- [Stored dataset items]

========

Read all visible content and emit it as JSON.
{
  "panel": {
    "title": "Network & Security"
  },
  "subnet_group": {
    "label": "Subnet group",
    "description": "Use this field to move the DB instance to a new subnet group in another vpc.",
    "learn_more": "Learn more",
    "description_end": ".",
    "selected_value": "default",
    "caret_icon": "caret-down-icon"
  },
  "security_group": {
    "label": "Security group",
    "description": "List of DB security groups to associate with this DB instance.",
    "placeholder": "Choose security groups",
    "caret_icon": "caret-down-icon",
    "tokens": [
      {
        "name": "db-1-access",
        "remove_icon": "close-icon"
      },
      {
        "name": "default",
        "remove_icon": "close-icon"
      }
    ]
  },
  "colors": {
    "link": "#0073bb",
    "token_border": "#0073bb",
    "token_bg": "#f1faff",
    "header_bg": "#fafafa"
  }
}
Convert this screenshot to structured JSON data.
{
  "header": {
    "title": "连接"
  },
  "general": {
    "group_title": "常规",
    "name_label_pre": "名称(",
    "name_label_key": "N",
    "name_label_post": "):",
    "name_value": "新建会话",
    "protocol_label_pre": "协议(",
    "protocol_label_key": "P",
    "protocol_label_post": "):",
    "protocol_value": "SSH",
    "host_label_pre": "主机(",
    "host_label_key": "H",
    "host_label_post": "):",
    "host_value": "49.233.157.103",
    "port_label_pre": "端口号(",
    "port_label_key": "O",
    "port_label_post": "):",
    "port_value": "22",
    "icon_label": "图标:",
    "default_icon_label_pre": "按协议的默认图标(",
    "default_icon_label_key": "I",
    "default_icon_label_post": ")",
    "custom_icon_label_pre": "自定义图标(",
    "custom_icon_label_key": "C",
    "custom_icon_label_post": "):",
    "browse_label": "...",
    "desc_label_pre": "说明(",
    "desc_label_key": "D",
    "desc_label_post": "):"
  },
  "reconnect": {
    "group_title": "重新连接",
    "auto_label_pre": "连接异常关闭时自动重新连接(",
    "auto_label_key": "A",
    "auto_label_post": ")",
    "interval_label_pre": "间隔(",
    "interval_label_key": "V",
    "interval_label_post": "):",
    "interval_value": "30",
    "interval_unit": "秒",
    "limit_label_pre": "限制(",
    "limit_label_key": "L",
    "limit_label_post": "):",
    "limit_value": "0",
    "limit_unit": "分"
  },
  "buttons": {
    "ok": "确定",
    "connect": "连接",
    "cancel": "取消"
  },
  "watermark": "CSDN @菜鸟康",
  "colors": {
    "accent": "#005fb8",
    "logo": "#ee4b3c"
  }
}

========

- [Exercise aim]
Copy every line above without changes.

- [Your solution]
Read all visible content and emit it as JSON.
{
  "panel": {
    "title": "Network & Security"
  },
  "subnet_group": {
    "label": "Subnet group",
    "description": "Use this field to move the DB instance to a new subnet group in another vpc.",
    "learn_more": "Learn more",
    "description_end": ".",
    "selected_value": "default",
    "caret_icon": "caret-down-icon"
  },
  "security_group": {
    "label": "Security group",
    "description": "List of DB security groups to associate with this DB instance.",
    "placeholder": "Choose security groups",
    "caret_icon": "caret-down-icon",
    "tokens": [
      {
        "name": "db-1-access",
        "remove_icon": "close-icon"
      },
      {
        "name": "default",
        "remove_icon": "close-icon"
      }
    ]
  },
  "colors": {
    "link": "#0073bb",
    "token_border": "#0073bb",
    "token_bg": "#f1faff",
    "header_bg": "#fafafa"
  }
}
Convert this screenshot to structured JSON data.
{
  "header": {
    "title": "连接"
  },
  "general": {
    "group_title": "常规",
    "name_label_pre": "名称(",
    "name_label_key": "N",
    "name_label_post": "):",
    "name_value": "新建会话",
    "protocol_label_pre": "协议(",
    "protocol_label_key": "P",
    "protocol_label_post": "):",
    "protocol_value": "SSH",
    "host_label_pre": "主机(",
    "host_label_key": "H",
    "host_label_post": "):",
    "host_value": "49.233.157.103",
    "port_label_pre": "端口号(",
    "port_label_key": "O",
    "port_label_post": "):",
    "port_value": "22",
    "icon_label": "图标:",
    "default_icon_label_pre": "按协议的默认图标(",
    "default_icon_label_key": "I",
    "default_icon_label_post": ")",
    "custom_icon_label_pre": "自定义图标(",
    "custom_icon_label_key": "C",
    "custom_icon_label_post": "):",
    "browse_label": "...",
    "desc_label_pre": "说明(",
    "desc_label_key": "D",
    "desc_label_post": "):"
  },
  "reconnect": {
    "group_title": "重新连接",
    "auto_label_pre": "连接异常关闭时自动重新连接(",
    "auto_label_key": "A",
    "auto_label_post": ")",
    "interval_label_pre": "间隔(",
    "interval_label_key": "V",
    "interval_label_post": "):",
    "interval_value": "30",
    "interval_unit": "秒",
    "limit_label_pre": "限制(",
    "limit_label_key": "L",
    "limit_label_post": "):",
    "limit_value": "0",
    "limit_unit": "分"
  },
  "buttons": {
    "ok": "确定",
    "connect": "连接",
    "cancel": "取消"
  },
  "watermark": "CSDN @菜鸟康",
  "colors": {
    "accent": "#005fb8",
    "logo": "#ee4b3c"
  }
}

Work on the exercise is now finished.